“I’m expecting [President Barack] Obama to destroy [Republican presidential candidate Mitt] Romney,” EMU student Ryan Poling said. Afterward, he expressed his surprise at how well Romney did and how poorly Obama had performed.
This assessment of the two candidates’ performances seemed to resonate the views of many others who watched the debate. Students from varying political views commented on how Romney’s responses to the questions asked were much more specific than they were used to, and that he seemed to be on the offense for most of the debate.
The man who is seeking to replace the president showed aggressiveness during the debate that seemed to overpower not only
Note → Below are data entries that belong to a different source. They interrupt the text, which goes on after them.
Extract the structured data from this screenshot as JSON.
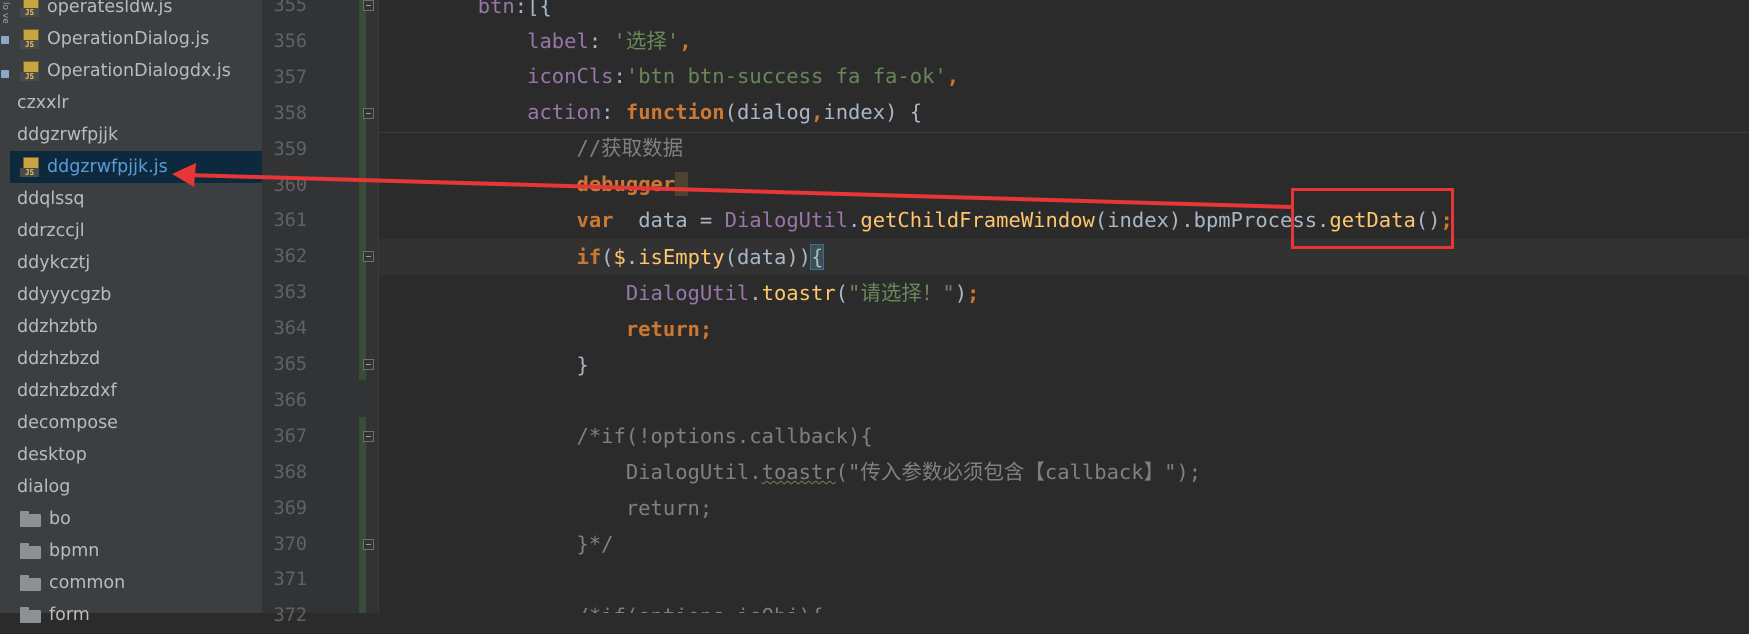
{
  "project_tree": {
    "strip_text": "lo ve",
    "items": [
      {
        "label": "operatesldw.js",
        "icon": "js-file-icon",
        "indent": 1
      },
      {
        "label": "OperationDialog.js",
        "icon": "js-file-icon",
        "indent": 1
      },
      {
        "label": "OperationDialogdx.js",
        "icon": "js-file-icon",
        "indent": 1
      },
      {
        "label": "czxxlr",
        "icon": "",
        "indent": 0
      },
      {
        "label": "ddgzrwfpjjk",
        "icon": "",
        "indent": 0
      },
      {
        "label": "ddgzrwfpjjk.js",
        "icon": "js-file-icon",
        "indent": 1,
        "selected": true
      },
      {
        "label": "ddqlssq",
        "icon": "",
        "indent": 0
      },
      {
        "label": "ddrzccjl",
        "icon": "",
        "indent": 0
      },
      {
        "label": "ddykcztj",
        "icon": "",
        "indent": 0
      },
      {
        "label": "ddyyycgzb",
        "icon": "",
        "indent": 0
      },
      {
        "label": "ddzhzbtb",
        "icon": "",
        "indent": 0
      },
      {
        "label": "ddzhzbzd",
        "icon": "",
        "indent": 0
      },
      {
        "label": "ddzhzbzdxf",
        "icon": "",
        "indent": 0
      },
      {
        "label": "decompose",
        "icon": "",
        "indent": 0
      },
      {
        "label": "desktop",
        "icon": "",
        "indent": 0
      },
      {
        "label": "dialog",
        "icon": "",
        "indent": 0
      },
      {
        "label": "bo",
        "icon": "folder-icon",
        "indent": 1
      },
      {
        "label": "bpmn",
        "icon": "folder-icon",
        "indent": 1
      },
      {
        "label": "common",
        "icon": "folder-icon",
        "indent": 1
      },
      {
        "label": "form",
        "icon": "folder-icon",
        "indent": 1
      }
    ]
  },
  "line_numbers": [
    "355",
    "356",
    "357",
    "358",
    "359",
    "360",
    "361",
    "362",
    "363",
    "364",
    "365",
    "366",
    "367",
    "368",
    "369",
    "370",
    "371",
    "372"
  ],
  "code": {
    "l355": {
      "a": "        ",
      "btn": "btn",
      "rest": ":[{"
    },
    "l356": {
      "indent": "            ",
      "key": "label",
      "colon": ": ",
      "val": "'选择'",
      "comma": ","
    },
    "l357": {
      "indent": "            ",
      "key": "iconCls",
      "colon": ":",
      "val": "'btn btn-success fa fa-ok'",
      "comma": ","
    },
    "l358": {
      "indent": "            ",
      "key": "action",
      "colon": ": ",
      "kw": "function",
      "p1": "(dialog",
      "comma": ",",
      "p2": "index) {"
    },
    "l359": {
      "indent": "                ",
      "comment": "//获取数据"
    },
    "l360": {
      "indent": "                ",
      "kw": "debugger",
      "after": " "
    },
    "l361": {
      "indent": "                ",
      "kw": "var",
      "sp": "  data = ",
      "obj": "DialogUtil",
      "dot1": ".",
      "fn1": "getChildFrameWindow",
      "args": "(index)",
      "dot2": ".",
      "prop": "bpmProcess",
      "dot3": ".",
      "fn2": "getData",
      "end": "()",
      "semi": ";"
    },
    "l362": {
      "indent": "                ",
      "kw": "if",
      "open": "(",
      "fn": "$",
      "dot": ".",
      "fn2": "isEmpty",
      "args": "(data))",
      "brace": "{"
    },
    "l363": {
      "indent": "                    ",
      "obj": "DialogUtil",
      "dot": ".",
      "fn": "toastr",
      "open": "(",
      "str": "\"请选择！\"",
      "close": ")",
      "semi": ";"
    },
    "l364": {
      "indent": "                    ",
      "kw": "return",
      "semi": ";"
    },
    "l365": {
      "indent": "                ",
      "text": "}"
    },
    "l367": {
      "indent": "                ",
      "comment": "/*if(!options.callback){"
    },
    "l368": {
      "indent": "                    ",
      "a": "DialogUtil.",
      "b": "toastr",
      "c": "(\"传入参数必须包含【callback】\");"
    },
    "l369": {
      "indent": "                    ",
      "comment": "return;"
    },
    "l370": {
      "indent": "                ",
      "comment": "}*/"
    },
    "l372": {
      "indent": "                ",
      "comment": "/*if(options.isObj){"
    }
  },
  "colors": {
    "background": "#2b2b2b",
    "keyword": "#cc7832",
    "function": "#ffc66d",
    "property": "#9876aa",
    "string": "#6a8759",
    "comment": "#808080",
    "annotation": "#e83535"
  }
}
Obama, but also debate moderator Jim Lehrer.
According to Politico, “Lehrer did not control the debate, failed to enforce the time limits, did not press the candidates enough and generally was steamrolled by the presidential candidates, Mitt Romney in particular.”
As the debate went on, the lounge filled almost to capacity as people came to watch with their fellow students. There were repeated segments of laughter and cheers as the candidates spoke and interacted with one another.
One of the most talked about moments of the debate was a comment made by Romney, stating his intention to cut what he feels are non-essential federal expenses. He included PBS in his proposed budget cuts.
“I’m sorry Jim. I’m gonna stop the subsidy to PBS. I’m gonna stop other things,” Romney said. “I like PBS, I like Big Bird, I actually like you too.”
The comment, which was directed at Lehrer (who is employed by PBS), instantly set the Internet ablaze with responses. Within a few minutes there were “Save Big Bird” campaigns all over Twitter and Facebook.
Once the night’s event came to a close and the lights came on, the post-debate conversations began. The general consensus in the room was that Romney had won.
“It doesn’t matter for the people who know who they’re voting for … it’s more significant for those who are undecided,” political science major Danyelle Pouncil said when asked how she thought this debate would affect the rest of the election.
Student Government Vice-President Desmond Miller was among those in attendance. When asked about debate showings on campus, he said he hoped they would allow an opportunity for students to become more politically informed.
Several students expressed their appreciation for the opportunity to watch the debate with friends in a public and comfortable setting and since the other debate screenings will be held in the Student Center Auditorium, a larger attendance is expected.
“m b v” as anything but a highly anticipated train ...